The same season the Falcons selected defensive tackle Peria Jerry in the first round they selected Vance Walker, at the same position, in the seventh. One season later they selected Corey Peters in the third round. As the talent on the defensive line has grown, Walker has had to continue to take advantage of every opportunity he's gotten to continue to show coaches he's a viable depth option for this team.
Last Saturday night against the Steelers, with the injured Peters out, Walker recorded a sack. The former Georgia Tech standout tries to maximize every snap he's on the field.
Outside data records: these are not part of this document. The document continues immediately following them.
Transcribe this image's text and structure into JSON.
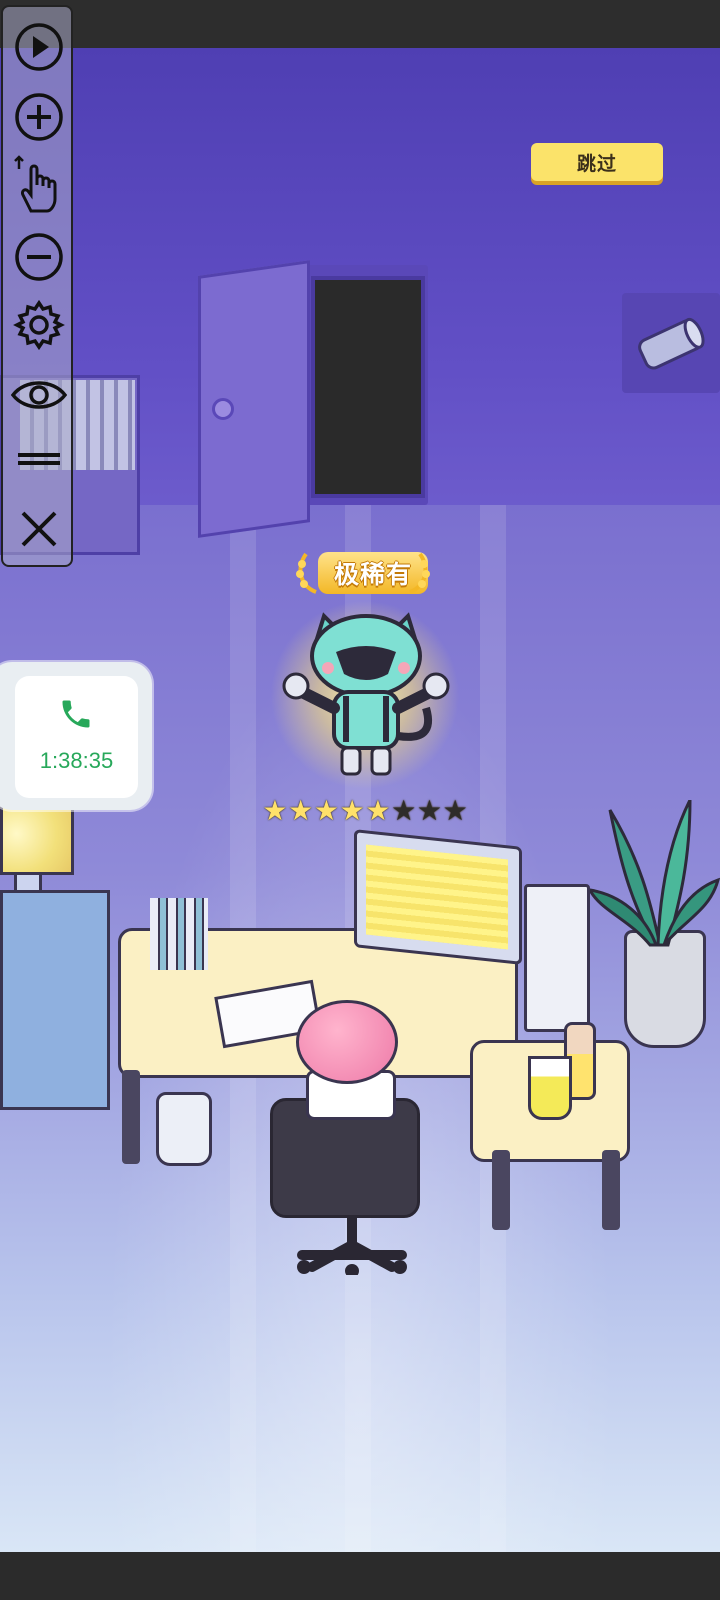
{
  "skip_button": {
    "label": "跳过"
  },
  "reward": {
    "rarity": "极稀有",
    "stars_filled": 5,
    "stars_total": 8
  },
  "call_widget": {
    "time": "1:38:35",
    "icon": "phone-icon"
  },
  "toolbar": {
    "items": [
      {
        "name": "play-icon"
      },
      {
        "name": "zoom-in-icon"
      },
      {
        "name": "tap-gesture-icon"
      },
      {
        "name": "zoom-out-icon"
      },
      {
        "name": "gear-icon"
      },
      {
        "name": "eye-icon"
      },
      {
        "name": "drag-handle-icon"
      },
      {
        "name": "close-icon"
      }
    ]
  },
  "colors": {
    "wall": "#5a48bd",
    "skip_button": "#fbe36a",
    "call_green": "#27a85a",
    "rarity_gold": "#f3b726",
    "star_filled": "#ffe16a",
    "star_empty": "#2e2c2a"
  }
}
"I always make the most of what I get whether it's an extra two reps or all the reps," he said. "But at the same time we've got a really good rotation at defensive tackle with Corey even if he was not hurt. I don't think my reps will diminish or get any greater. I think it's always going to be solid depending on what defensive tackles we've got in there."
While Walker is likely to make the final cut, his sack didn't hurt his cause. Smith said on Wednesday that what a player does on the field in game situations will always supersede anything done in practice.
"You've got to weight what they do in a game much more heavily than what they do in practice," Smith said. "Oftentimes out here in practice there may be a coach in their ear from the sideline or another player. When you're out there, there's no coaches inside that 53-and-a-third yards that the guys play on. We definitely weight the games much more heavily than in practice."
Of course, a player must practice well, but at the end of the day (or the game) what happened on the actual playing field is what makes or breaks you. The Falcons under Smith have established themselves as a franchise that drafts football players, not players who are Combine standouts or workout freaks. The all-important football IQ is highly valued by this organization.
It's a tough time of the year to be a coach. This year, especially, because there are only four preseason games off which to base much of the decisions. Smith shared that there will always be doubts.
"I'll be honest with you, when we go through this process you're going to be thinking in the back of your mind 'Am I making the right decision?' because you don't have as much information as you would normally have when you make these decisions," he said. "But you've got to make them and you've got to move forward."